VOICE Arlington leaders and allies turned out 266 strong from 16 member and allied institutions on Nov. 17th to show support for a proposed Missing Middle Housing plan to remove long standing exclusionary zoning restrictions limiting more than ¾ of residential land to single-family homes only. Missing Middle Housing are homes that fall in between detached single family homes and large apartment complexes, such as duplexes, triplexes, townhomes, etc.
The VOICE assembly, which filled the sanctuary of the Universalist Unitarian Church of Arlington, capped months of intensive listening by VOICE leaders in group workshops and one-on-one conversations on the streets of Arlington. Support for this “gentle” housing density to allow more people, including historically excluded people of color, to access homes is a logical next step in VOICE’s 14-year campaign to ensure housing opportunities for families across the income spectrum.
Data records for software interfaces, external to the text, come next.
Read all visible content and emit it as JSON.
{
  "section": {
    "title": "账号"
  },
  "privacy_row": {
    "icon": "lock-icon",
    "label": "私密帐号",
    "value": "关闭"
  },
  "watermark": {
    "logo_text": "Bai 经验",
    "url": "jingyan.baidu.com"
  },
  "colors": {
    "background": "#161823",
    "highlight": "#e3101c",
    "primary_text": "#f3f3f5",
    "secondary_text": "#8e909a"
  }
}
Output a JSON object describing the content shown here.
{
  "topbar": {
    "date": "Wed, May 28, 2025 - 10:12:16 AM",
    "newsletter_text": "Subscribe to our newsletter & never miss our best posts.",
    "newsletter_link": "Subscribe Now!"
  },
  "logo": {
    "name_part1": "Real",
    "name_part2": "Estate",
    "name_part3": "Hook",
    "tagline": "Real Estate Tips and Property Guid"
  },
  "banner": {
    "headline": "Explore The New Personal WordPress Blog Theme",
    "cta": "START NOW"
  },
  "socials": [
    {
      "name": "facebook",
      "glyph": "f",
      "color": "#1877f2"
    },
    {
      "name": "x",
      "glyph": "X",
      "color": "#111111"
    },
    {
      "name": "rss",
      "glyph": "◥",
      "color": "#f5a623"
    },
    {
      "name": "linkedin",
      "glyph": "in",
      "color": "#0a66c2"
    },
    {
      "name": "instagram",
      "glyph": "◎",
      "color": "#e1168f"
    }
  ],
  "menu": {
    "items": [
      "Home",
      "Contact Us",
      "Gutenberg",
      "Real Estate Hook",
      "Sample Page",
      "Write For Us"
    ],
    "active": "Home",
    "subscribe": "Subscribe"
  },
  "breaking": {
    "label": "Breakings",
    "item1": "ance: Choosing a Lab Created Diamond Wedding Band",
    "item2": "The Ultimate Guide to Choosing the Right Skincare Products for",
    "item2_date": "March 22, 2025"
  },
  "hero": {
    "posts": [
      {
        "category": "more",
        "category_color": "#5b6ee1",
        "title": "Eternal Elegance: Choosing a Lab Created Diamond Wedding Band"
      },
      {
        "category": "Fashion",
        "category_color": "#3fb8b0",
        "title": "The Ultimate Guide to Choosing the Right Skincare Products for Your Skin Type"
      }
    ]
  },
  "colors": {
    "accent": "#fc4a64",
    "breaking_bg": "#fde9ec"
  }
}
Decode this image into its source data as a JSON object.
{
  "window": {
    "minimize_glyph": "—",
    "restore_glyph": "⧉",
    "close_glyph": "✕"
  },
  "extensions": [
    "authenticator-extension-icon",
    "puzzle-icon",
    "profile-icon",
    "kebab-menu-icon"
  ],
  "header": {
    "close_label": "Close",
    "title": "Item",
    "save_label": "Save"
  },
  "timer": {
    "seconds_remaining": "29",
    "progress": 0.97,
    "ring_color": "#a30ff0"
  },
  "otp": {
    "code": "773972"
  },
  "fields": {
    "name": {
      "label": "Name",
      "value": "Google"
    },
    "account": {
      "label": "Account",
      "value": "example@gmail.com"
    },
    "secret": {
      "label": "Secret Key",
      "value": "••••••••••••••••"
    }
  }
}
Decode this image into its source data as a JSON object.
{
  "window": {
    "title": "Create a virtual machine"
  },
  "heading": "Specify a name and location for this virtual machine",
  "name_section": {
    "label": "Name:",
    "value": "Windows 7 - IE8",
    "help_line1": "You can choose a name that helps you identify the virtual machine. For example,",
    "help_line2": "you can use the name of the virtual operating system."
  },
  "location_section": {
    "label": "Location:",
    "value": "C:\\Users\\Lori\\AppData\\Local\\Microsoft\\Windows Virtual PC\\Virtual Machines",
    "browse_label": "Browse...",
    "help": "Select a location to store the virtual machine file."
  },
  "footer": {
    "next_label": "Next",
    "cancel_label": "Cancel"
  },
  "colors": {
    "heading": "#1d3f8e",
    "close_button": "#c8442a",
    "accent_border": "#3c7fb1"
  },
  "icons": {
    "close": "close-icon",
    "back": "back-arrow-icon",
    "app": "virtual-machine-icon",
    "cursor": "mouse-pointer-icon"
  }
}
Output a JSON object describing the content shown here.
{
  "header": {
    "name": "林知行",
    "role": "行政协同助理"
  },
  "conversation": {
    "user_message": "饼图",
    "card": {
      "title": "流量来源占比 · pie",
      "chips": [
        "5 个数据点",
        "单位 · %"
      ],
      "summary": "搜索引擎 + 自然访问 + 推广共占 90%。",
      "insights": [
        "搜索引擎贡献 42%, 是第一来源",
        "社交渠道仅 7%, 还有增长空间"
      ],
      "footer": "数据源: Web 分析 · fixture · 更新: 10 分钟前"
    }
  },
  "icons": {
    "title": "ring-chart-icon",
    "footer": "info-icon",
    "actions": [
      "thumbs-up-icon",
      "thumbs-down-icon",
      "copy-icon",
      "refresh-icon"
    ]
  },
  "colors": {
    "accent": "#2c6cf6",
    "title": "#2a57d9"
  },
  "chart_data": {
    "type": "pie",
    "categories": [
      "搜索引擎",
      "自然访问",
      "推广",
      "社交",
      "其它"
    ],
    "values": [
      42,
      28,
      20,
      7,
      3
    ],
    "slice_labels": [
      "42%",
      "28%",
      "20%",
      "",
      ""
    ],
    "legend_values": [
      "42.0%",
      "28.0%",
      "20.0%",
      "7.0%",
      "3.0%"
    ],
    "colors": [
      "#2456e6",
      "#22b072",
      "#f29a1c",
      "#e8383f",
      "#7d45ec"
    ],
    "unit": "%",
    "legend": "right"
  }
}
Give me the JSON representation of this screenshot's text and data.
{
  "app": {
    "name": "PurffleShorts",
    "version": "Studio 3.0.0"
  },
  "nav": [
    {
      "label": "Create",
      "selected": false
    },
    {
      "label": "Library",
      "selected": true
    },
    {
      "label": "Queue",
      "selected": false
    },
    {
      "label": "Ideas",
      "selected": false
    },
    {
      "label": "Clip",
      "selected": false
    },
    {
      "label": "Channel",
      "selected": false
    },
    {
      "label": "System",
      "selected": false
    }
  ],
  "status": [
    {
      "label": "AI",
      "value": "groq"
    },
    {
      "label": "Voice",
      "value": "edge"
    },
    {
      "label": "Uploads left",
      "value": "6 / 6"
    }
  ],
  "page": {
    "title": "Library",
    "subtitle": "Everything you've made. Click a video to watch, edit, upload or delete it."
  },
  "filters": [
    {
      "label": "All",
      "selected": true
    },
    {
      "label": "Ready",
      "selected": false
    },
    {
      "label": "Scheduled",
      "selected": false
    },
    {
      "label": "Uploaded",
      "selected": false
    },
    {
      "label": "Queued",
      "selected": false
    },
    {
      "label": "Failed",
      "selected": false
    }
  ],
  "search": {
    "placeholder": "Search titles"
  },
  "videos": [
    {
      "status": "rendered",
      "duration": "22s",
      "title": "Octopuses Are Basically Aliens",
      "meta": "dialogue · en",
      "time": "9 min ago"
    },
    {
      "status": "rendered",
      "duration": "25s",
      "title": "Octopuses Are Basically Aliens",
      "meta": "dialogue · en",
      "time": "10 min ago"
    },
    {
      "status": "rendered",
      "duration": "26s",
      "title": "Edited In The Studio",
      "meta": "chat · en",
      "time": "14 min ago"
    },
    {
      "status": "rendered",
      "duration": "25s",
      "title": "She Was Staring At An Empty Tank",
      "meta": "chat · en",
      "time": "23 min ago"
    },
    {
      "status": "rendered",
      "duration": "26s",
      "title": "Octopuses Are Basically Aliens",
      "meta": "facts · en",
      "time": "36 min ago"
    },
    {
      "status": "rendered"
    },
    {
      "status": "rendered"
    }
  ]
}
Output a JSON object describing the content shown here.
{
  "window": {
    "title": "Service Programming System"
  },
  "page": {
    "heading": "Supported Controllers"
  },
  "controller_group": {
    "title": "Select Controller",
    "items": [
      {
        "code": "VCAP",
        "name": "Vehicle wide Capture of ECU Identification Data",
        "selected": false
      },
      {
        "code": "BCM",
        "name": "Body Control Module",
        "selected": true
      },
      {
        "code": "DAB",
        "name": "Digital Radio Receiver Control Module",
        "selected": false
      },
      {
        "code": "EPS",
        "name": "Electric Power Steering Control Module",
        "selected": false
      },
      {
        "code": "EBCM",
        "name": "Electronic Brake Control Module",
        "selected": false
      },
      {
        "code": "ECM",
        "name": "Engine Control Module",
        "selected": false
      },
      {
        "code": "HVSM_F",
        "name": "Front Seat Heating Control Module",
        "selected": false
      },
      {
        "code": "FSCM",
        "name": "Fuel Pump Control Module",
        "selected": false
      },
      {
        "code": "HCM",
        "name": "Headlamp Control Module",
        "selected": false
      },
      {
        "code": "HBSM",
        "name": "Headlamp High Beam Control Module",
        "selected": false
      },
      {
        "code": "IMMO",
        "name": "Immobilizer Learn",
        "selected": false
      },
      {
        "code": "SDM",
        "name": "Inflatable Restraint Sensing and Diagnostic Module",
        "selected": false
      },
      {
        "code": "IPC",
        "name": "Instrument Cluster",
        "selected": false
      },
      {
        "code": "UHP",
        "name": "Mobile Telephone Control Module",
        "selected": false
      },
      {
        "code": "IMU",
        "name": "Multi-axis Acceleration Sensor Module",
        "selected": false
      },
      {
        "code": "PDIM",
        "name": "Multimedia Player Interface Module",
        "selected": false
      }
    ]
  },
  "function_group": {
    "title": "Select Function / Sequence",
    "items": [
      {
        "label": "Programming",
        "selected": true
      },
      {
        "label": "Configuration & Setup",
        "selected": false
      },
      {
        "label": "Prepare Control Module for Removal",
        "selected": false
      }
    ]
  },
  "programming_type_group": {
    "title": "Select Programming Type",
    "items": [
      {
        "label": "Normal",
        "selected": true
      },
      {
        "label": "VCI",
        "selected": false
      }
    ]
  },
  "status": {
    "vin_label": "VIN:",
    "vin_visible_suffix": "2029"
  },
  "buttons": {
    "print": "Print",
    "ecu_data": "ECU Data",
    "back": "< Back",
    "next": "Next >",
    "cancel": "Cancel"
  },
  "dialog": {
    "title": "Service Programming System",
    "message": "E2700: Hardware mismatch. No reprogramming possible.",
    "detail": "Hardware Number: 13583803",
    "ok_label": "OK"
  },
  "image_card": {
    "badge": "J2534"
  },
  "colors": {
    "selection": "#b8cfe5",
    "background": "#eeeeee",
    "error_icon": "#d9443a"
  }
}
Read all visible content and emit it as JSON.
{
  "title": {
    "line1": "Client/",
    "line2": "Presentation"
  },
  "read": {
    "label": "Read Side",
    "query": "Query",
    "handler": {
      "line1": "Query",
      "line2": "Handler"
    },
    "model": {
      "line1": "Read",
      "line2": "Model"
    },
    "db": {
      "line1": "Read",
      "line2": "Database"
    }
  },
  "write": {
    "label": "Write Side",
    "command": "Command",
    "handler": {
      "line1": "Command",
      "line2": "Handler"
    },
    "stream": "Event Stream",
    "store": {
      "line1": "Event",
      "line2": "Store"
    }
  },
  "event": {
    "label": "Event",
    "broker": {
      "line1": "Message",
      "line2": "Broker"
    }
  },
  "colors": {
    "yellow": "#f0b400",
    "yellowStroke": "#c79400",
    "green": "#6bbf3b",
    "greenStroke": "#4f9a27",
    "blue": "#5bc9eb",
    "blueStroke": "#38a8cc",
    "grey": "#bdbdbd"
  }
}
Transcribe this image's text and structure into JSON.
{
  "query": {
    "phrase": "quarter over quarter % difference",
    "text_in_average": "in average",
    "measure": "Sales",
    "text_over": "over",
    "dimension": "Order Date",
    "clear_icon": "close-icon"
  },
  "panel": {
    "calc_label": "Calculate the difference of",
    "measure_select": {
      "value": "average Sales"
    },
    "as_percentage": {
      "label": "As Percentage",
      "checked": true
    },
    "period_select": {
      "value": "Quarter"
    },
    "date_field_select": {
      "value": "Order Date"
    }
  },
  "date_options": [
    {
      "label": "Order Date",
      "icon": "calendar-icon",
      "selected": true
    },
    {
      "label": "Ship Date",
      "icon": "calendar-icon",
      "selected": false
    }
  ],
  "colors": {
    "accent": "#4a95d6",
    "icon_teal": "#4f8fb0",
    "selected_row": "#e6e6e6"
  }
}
With singing, a powerful homily about the prophetic mandate to “welcome the stranger,” a Missing Middle Housing 101 tutorial with props, and stories illustrating the need for more housing, participants on stage moved County Board members Christian Dorsey and Libby Garvey to declare support for substantial change; they did not specify what that should look like. VOICE and allies at the assembly, including the NAACP, YIMBYs, and League of Women Voters, among others, want the County Board to vote early in 2023 to allow multifamily structures of up to 8 units on the same footprint as a single-family home. We’re asking for enough flexibility in the new zoning language to enable the Missing Middle Housing plan to meet its goals of increasing housing supply and diversity and encouraging greater affordability, environmental sustainability, and economic vitality.
Mark your calendar for January 19 – Alexandria clergy & lay leaders will gather to strategize on how we want to act as a collective. Sign Up
On December 4, 500 VOICE leaders representing 40 faith communities filled Trinity Presbyterian Church in Herndon and demanded action to fund Crisis Receiving Centers in Northern VA. Chairs Jeff McKay (Fairfax) and Ann Wheeler (Prince William) attended and committed to working closely with VOICE.
On December 15, Governor Glenn Youngkin unveiled his three-year plan to transform Virginia’s behavioral health system, entitled “Right Help, Right Now.” Included in the Governor’s budget is $58 million to increase the number of Crisis Receiving Centers and Crisis Stabilization Units, fully-funding the number of necessary centers in Southwest Virginia and Hampton Roads